Work order.
Your task is to output every record exactly as it is given.

(Extracted records)
== Segment start ==
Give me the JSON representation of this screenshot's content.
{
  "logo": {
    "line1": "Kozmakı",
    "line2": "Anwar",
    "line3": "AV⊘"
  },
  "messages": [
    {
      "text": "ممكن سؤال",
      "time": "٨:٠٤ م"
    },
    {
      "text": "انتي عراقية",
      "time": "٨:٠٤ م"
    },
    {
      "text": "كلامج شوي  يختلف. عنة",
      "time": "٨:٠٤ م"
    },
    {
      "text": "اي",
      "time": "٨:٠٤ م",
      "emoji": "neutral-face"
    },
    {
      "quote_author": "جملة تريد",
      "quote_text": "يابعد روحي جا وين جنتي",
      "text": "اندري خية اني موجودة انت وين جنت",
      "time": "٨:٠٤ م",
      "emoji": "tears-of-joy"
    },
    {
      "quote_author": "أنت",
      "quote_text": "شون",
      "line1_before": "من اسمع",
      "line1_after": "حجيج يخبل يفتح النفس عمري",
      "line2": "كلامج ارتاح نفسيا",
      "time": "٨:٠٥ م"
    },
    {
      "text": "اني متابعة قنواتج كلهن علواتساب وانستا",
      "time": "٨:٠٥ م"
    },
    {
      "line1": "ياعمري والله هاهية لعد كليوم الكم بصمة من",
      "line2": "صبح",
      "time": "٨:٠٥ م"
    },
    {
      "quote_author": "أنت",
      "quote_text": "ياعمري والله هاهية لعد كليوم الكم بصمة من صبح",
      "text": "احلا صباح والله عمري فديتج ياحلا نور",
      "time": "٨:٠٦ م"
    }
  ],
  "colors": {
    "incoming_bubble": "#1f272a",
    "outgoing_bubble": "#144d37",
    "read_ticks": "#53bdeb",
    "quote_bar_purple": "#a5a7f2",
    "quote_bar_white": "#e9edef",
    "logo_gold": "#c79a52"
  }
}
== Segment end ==
Problem solution.
Give me the JSON representation of this screenshot's content.
{
  "logo": {
    "line1": "Kozmakı",
    "line2": "Anwar",
    "line3": "AV⊘"
  },
  "messages": [
    {
      "text": "ممكن سؤال",
      "time": "٨:٠٤ م"
    },
    {
      "text": "انتي عراقية",
      "time": "٨:٠٤ م"
    },
    {
      "text": "كلامج شوي  يختلف. عنة",
      "time": "٨:٠٤ م"
    },
    {
      "text": "اي",
      "time": "٨:٠٤ م",
      "emoji": "neutral-face"
    },
    {
      "quote_author": "جملة تريد",
      "quote_text": "يابعد روحي جا وين جنتي",
      "text": "اندري خية اني موجودة انت وين جنت",
      "time": "٨:٠٤ م",
      "emoji": "tears-of-joy"
    },
    {
      "quote_author": "أنت",
      "quote_text": "شون",
      "line1_before": "من اسمع",
      "line1_after": "حجيج يخبل يفتح النفس عمري",
      "line2": "كلامج ارتاح نفسيا",
      "time": "٨:٠٥ م"
    },
    {
      "text": "اني متابعة قنواتج كلهن علواتساب وانستا",
      "time": "٨:٠٥ م"
    },
    {
      "line1": "ياعمري والله هاهية لعد كليوم الكم بصمة من",
      "line2": "صبح",
      "time": "٨:٠٥ م"
    },
    {
      "quote_author": "أنت",
      "quote_text": "ياعمري والله هاهية لعد كليوم الكم بصمة من صبح",
      "text": "احلا صباح والله عمري فديتج ياحلا نور",
      "time": "٨:٠٦ م"
    }
  ],
  "colors": {
    "incoming_bubble": "#1f272a",
    "outgoing_bubble": "#144d37",
    "read_ticks": "#53bdeb",
    "quote_bar_purple": "#a5a7f2",
    "quote_bar_white": "#e9edef",
    "logo_gold": "#c79a52"
  }
}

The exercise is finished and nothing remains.